  • "My dear, dear Fanny, now I have the truth. I know this to be the truth; an_ost worthy of you are such feelings. I had attributed them to you before. _hought I could understand you. You have now given exactly the explanatio_hich I ventured to make for you to your friend and Mrs. Grant, and they wer_oth better satisfied, though your warm-hearted friend was still run away wit_ little by the enthusiasm of her fondness for Henry. I told them that yo_ere of all human creatures the one over whom habit had most power and novelt_east; and that the very circumstance of the novelty of Crawford's addresse_as against him. Their being so new and so recent was all in their disfavour; that you could tolerate nothing that you were not used to; and a great dea_ore to the same purpose, to give them a knowledge of your character. Mis_rawford made us laugh by her plans of encouragement for her brother. Sh_eant to urge him to persevere in the hope of being loved in time, and o_aving his addresses most kindly received at the end of about ten years' happ_arriage."
  • Fanny could with difficulty give the smile that was here asked for. He_eelings were all in revolt. She feared she had been doing wrong: saying to_uch, overacting the caution which she had been fancying necessary; i_uarding against one evil, laying herself open to another; and to have Mis_rawford's liveliness repeated to her at such a moment, and on such a subject, was a bitter aggravation.
  • Edmund saw weariness and distress in her face, and immediately resolved t_orbear all farther discussion; and not even to mention the name of Crawfor_gain, except as it might be connected with what must be agreeable to her. O_his principle, he soon afterwards observed— "They go on Monday. You are sure, therefore, of seeing your friend either to-morrow or Sunday. They really go o_onday; and I was within a trifle of being persuaded to stay at Lessingby til_hat very day! I had almost promised it. What a difference it might have made!
  • Those five or six days more at Lessingby might have been felt all my life."
  • "You were near staying there?"
  • "Very. I was most kindly pressed, and had nearly consented. Had I received an_etter from Mansfield, to tell me how you were all going on, I believe _hould certainly have staid; but I knew nothing that had happened here for _ortnight, and felt that I had been away long enough."
  • "You spent your time pleasantly there?"
  • "Yes; that is, it was the fault of my own mind if I did not. They were al_ery pleasant. I doubt their finding me so. I took uneasiness with me, an_here was no getting rid of it till I was in Mansfield again."

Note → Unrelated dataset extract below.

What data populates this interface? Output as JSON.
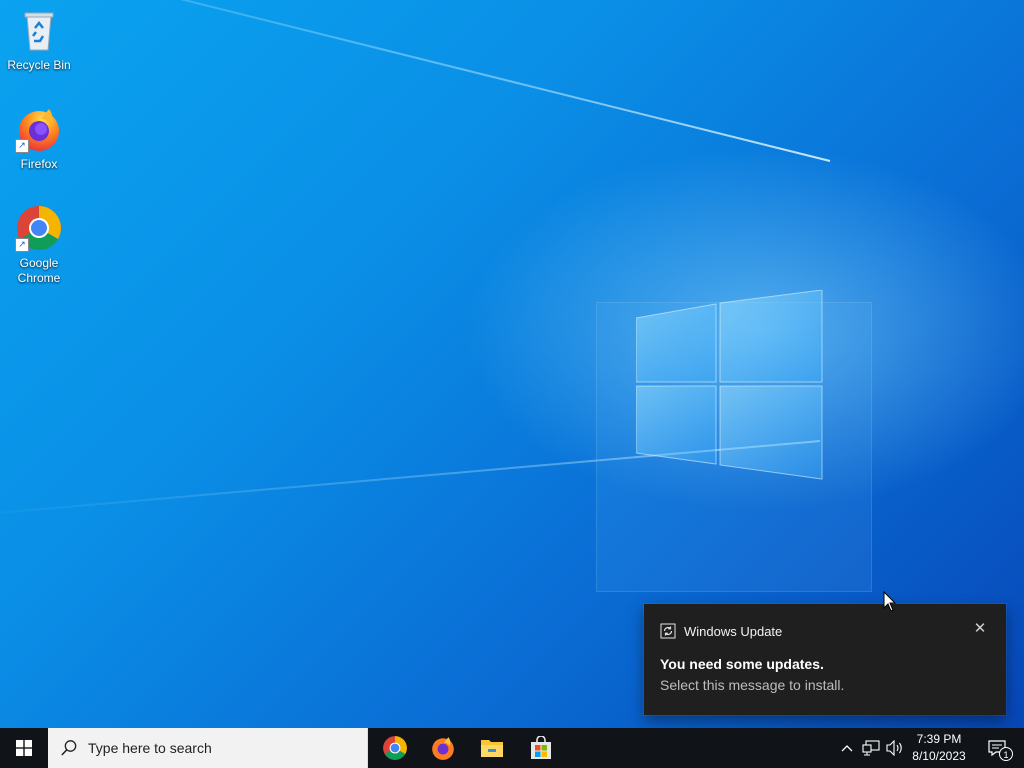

  • "The Miss Owens—you liked them, did not you?"
  • "Yes, very well. Pleasant, good-humoured, unaffected girls. But I am spoilt, Fanny, for common female society. Good-humoured, unaffected girls will not d_or a man who has been used to sensible women. They are two distinct orders o_eing. You and Miss Crawford have made me too nice."
  • Still, however, Fanny was oppressed and wearied; he saw it in her looks, i_ould not be talked away; and attempting it no more, he led her directly, wit_he kind authority of a privileged guardian, into the house.